■ The problem ■
Wherever the string "safeSingleton" turns up in the data, copy the whole line.

Stored items from a collection
▼▼▼

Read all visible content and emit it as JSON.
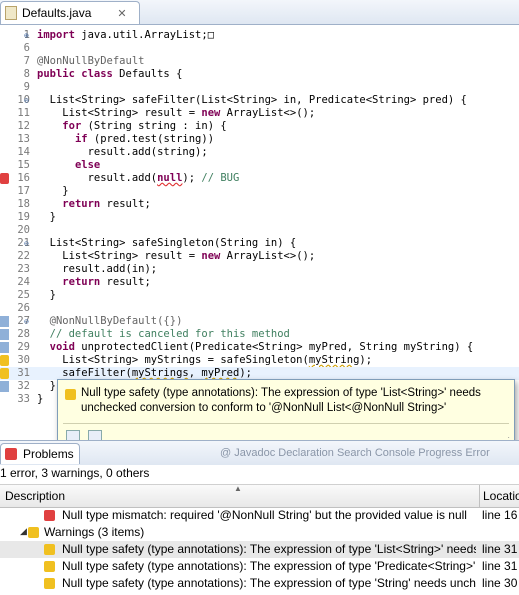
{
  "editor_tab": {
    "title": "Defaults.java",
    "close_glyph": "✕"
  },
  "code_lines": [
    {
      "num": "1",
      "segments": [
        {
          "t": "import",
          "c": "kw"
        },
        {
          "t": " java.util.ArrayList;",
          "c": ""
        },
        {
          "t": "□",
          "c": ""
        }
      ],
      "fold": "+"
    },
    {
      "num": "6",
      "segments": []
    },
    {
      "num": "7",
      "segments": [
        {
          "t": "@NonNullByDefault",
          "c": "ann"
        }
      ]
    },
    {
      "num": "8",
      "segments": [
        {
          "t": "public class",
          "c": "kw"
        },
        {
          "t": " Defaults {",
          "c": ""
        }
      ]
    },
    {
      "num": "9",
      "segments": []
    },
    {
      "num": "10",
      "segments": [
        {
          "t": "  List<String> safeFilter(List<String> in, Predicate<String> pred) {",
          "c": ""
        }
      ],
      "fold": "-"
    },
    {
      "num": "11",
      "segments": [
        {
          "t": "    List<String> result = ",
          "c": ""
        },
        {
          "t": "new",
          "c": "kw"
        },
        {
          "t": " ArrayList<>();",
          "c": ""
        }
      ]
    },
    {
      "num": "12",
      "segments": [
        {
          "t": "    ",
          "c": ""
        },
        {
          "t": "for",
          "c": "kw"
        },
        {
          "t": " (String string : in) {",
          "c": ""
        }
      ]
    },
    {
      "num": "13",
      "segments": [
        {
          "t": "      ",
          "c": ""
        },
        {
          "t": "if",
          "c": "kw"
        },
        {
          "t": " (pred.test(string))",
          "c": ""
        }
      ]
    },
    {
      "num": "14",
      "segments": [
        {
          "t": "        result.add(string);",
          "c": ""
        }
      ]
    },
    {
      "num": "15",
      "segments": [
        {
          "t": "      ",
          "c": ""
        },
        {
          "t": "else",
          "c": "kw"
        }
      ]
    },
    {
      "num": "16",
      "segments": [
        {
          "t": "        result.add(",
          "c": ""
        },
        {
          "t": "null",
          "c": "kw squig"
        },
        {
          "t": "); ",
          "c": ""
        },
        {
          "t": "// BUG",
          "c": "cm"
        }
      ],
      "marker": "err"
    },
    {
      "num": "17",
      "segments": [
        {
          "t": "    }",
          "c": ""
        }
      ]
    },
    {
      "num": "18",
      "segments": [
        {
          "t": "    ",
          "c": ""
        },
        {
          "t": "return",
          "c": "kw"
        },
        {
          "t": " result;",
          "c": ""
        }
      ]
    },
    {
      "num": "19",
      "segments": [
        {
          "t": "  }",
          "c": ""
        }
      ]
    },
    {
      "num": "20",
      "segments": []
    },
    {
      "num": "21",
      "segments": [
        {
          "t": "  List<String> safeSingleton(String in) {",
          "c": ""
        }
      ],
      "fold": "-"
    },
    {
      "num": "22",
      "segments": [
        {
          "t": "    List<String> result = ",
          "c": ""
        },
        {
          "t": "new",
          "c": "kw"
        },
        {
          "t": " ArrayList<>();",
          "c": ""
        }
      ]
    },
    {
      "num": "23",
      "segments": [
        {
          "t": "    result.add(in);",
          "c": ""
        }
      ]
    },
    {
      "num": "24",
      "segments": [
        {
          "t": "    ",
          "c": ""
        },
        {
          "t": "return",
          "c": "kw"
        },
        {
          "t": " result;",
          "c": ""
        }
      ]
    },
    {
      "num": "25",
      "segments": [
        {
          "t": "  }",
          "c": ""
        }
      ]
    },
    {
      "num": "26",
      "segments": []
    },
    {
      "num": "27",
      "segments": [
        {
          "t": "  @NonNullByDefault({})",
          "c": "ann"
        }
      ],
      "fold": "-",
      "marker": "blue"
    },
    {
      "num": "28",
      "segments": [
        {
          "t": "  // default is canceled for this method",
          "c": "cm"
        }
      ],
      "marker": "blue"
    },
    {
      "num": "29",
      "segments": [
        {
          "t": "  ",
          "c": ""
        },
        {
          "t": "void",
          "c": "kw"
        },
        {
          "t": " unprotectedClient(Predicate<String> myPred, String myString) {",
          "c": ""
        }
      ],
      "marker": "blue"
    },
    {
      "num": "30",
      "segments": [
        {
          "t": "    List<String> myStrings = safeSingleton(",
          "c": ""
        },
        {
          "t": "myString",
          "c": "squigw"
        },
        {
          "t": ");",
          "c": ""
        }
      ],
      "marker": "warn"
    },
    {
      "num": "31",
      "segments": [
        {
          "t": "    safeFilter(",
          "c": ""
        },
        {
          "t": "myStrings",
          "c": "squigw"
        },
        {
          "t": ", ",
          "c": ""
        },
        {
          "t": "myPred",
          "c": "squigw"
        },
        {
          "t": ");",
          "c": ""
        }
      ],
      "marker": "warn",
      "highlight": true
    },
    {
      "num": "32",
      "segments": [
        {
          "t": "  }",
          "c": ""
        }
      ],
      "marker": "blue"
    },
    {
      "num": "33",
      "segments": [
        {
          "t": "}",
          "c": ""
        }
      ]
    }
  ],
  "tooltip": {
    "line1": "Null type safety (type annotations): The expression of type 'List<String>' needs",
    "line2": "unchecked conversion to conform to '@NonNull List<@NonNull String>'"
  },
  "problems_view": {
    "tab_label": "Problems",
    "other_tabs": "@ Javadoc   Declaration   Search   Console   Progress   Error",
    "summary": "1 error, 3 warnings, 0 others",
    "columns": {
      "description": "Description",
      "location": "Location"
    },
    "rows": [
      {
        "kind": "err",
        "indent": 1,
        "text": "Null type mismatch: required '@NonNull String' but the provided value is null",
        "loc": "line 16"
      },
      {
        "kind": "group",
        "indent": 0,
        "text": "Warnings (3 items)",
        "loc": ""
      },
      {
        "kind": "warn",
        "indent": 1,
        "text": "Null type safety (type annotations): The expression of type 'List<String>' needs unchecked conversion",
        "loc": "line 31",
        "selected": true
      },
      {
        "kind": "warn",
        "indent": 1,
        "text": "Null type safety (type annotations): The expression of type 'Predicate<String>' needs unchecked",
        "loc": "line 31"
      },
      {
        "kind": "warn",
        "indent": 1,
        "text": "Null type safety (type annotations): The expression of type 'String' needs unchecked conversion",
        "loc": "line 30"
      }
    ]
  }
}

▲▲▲

■ Exercise output ■
          "t": "  List<String> safeSingleton(String in) {",
          "t": "    List<String> myStrings = safeSingleton(",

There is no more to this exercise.